DALLAS — A 20-minute scenic trip turned into a 90-minute ordeal for about 30 guests at the Dallas Zoo Tuesday afternoon after the Monorail Safari ride stalled.
Dallas Fire-Rescue personnel climbed from car-to-car in an effort to reassure zoo patrons — including children — and to determine the best way for them to reach safety from their perch 40 feet above ground level.
The disabled monorail, which circles the Wilds of Africa exhibit, was in a shaded area when there was apparently an electrical problem at around 3:30 p.m. Rescue teams trimed tree branches in a remote area of the zoo to reach some of the passengers with ladders.
Guests described a sweltering wait that ended with a scary descent.
"They cut down a few trees and just let us down," said zoo guest Jasmine Alcale. "They had a fireman behind each person to make sure we were all OK, and they carried the little kids down."
"We were freaking out; everyone was freaking out," Jessica Tell said. "There's no other way to get us down? It's 40 feet up! I wasn't prepared to do that ... I can't go down in sandals. It was a very shocking, scary experience."
The Dallas Zoo refunded the money passengers paid and offered them free passes for a future visit to the facility.
The open-air monorail cars feature seating that gives visitors a bird's-eye view of six African habitats where animals live in conditions that approximate their native lands.

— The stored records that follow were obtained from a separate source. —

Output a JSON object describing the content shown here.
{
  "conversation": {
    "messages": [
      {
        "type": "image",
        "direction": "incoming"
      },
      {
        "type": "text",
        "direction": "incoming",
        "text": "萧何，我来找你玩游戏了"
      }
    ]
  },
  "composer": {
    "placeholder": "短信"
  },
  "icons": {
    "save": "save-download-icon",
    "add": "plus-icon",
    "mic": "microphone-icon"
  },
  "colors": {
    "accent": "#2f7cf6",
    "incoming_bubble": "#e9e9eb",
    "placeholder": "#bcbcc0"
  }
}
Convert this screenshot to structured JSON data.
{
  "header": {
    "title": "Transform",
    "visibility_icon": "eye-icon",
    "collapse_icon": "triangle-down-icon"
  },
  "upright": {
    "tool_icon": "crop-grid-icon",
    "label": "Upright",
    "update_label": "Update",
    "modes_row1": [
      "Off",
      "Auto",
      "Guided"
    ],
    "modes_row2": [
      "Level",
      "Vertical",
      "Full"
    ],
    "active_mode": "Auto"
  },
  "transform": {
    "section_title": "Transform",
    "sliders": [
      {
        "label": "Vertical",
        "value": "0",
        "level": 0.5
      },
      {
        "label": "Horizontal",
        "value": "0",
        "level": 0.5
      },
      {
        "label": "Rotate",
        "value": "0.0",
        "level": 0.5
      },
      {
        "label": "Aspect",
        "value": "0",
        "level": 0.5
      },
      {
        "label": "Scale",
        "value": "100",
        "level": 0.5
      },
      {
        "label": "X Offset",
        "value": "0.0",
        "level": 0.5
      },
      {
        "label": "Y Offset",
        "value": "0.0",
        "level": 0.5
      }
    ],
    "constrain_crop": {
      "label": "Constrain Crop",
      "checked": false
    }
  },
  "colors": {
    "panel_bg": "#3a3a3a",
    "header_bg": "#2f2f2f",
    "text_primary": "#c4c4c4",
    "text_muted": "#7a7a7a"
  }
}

There are fewer than two dozen monorails operating in the United States, the most notable of which include systems in Seattle, Las Vegas, Disneyland and Disney World.